On one hand, I agree. I think a healthier nation would be ideal. On the other hand, I don't think that comparing terrorism and children drinking pop is a good strategy to either garner support for the troops or promote good health. It brings both topics down to a level that most Americans won't pay attention to.
This also brings up the issue of being overweight in the Army. Many people think that the current Army height/weight standards are outdated and do not promote the kind of warrior we need today. I agree that the Army does not leave commanders with much discretion regarding the fitness of their troops. If someone is able to exceed at standardized physical fitness evaluations and serve as a leader, he should not worry about being penalized by the Army for being over their ideal weight standards.
In addition, I don't think Soldiers are getting enough information about how to properly fuel themselves based on their activity level and body type.
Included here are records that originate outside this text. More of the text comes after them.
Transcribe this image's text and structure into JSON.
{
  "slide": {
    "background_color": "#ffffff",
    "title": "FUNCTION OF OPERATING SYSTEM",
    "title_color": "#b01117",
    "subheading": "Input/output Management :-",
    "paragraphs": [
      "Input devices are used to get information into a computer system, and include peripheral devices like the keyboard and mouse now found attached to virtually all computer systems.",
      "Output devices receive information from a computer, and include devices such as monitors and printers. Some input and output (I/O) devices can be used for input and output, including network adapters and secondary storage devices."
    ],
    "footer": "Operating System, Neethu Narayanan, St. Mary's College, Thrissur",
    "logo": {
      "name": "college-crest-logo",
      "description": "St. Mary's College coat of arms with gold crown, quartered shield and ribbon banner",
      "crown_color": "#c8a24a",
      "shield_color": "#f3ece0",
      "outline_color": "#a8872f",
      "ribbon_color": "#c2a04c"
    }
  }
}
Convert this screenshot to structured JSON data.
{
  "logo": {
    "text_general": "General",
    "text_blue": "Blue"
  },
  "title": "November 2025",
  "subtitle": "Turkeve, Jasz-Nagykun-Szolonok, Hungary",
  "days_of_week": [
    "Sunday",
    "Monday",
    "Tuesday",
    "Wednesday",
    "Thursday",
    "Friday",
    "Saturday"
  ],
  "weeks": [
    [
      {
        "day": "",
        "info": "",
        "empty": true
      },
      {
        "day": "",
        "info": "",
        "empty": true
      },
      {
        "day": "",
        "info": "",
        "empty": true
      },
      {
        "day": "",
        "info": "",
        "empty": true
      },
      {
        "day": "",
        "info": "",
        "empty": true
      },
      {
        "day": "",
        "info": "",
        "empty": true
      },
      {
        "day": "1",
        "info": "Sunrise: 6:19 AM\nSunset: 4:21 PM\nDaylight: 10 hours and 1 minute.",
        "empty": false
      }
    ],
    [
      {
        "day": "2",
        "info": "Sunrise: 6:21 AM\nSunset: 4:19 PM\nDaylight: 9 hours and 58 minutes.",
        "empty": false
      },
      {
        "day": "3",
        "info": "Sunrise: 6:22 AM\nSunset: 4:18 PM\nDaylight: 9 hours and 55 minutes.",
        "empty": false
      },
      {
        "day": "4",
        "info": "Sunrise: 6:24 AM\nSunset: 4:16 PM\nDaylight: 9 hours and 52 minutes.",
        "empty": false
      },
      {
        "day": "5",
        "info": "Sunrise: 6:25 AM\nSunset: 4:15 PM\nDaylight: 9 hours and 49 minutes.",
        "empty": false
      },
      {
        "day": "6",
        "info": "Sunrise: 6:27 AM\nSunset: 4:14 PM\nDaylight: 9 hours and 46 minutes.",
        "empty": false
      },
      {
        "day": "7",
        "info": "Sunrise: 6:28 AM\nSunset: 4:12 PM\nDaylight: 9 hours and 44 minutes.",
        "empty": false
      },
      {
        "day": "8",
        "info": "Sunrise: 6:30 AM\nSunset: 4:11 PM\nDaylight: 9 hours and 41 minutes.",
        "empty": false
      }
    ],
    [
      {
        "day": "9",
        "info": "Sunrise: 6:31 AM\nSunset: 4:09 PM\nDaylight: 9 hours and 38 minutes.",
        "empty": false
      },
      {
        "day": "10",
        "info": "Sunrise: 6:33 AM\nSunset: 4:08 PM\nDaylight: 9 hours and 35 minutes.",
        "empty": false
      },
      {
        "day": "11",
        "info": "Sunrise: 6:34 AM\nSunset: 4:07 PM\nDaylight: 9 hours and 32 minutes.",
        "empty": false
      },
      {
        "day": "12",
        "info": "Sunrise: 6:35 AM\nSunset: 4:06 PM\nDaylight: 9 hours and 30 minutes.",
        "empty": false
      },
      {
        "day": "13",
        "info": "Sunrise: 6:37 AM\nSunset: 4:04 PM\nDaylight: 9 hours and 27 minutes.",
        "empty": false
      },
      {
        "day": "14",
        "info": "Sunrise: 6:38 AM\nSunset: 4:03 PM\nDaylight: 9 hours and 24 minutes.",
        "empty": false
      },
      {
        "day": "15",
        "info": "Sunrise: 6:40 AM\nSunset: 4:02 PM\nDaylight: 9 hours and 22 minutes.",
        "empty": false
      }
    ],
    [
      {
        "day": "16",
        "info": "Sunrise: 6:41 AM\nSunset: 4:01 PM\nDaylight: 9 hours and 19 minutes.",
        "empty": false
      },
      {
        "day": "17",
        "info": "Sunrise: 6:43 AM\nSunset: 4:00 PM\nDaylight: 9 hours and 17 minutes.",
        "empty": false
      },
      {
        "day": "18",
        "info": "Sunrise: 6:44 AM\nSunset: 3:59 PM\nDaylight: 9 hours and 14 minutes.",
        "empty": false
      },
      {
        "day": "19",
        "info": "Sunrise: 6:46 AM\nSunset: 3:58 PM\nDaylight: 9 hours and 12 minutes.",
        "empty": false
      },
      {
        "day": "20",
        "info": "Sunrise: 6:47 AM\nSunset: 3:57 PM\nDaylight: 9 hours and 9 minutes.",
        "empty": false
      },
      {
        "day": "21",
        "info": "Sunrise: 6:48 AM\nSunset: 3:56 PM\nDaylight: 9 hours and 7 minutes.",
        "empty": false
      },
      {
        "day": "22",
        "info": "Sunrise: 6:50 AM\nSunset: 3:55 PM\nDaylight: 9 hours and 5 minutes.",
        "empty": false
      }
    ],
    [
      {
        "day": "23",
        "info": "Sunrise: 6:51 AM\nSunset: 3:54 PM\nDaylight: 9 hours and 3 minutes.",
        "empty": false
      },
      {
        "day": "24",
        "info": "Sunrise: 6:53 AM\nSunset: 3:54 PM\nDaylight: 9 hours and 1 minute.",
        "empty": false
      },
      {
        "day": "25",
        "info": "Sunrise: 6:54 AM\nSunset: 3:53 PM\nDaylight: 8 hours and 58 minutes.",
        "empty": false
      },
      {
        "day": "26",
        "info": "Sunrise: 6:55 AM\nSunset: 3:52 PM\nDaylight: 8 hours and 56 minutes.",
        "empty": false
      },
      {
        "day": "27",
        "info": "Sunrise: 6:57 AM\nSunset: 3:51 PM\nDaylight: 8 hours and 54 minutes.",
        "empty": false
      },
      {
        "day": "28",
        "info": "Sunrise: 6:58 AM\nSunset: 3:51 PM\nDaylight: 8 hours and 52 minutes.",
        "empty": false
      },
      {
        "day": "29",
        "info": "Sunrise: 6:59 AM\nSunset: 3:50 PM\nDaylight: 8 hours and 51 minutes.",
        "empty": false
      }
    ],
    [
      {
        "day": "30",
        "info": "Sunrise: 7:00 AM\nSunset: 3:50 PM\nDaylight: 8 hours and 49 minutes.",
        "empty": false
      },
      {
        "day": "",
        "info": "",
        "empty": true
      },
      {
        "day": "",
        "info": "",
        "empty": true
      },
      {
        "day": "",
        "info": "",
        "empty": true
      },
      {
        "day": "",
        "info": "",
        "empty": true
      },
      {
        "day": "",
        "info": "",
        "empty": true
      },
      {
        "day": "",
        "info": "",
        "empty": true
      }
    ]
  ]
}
As the First Lady pointed out, public schools and American culture are not promoting proper nutrition, and new Soldiers need indoctrination and a whole new outlook on food. They need to know that vegetables and fruit are important, and that just because they're doing PT everyday, they don't need to dramatically increase their protein intake. They need to know how to balance their meals. They also need the support of the Army as a whole to do this, from the DFAC to PX vendors to every part of the chain of command. Too often the response to a day or two in the field is, MREs! MREs are not suitable for a day in the field when it's just as easy to order a fresher bag lunch from the DFAC. They have way too many calories for the average Soldier, and were designed for a deployed environment. MREs are not the answer.
Overall, the Army needs to step up their nutrition program to reach out to new Soldiers as well as remold the thinking of leaders at every level to make sure that every Soldier is properly fueled and fed to do their job. If we can set a good example, and raise our Army families with a solid sense of nutrition, the rest of America can follow our lead.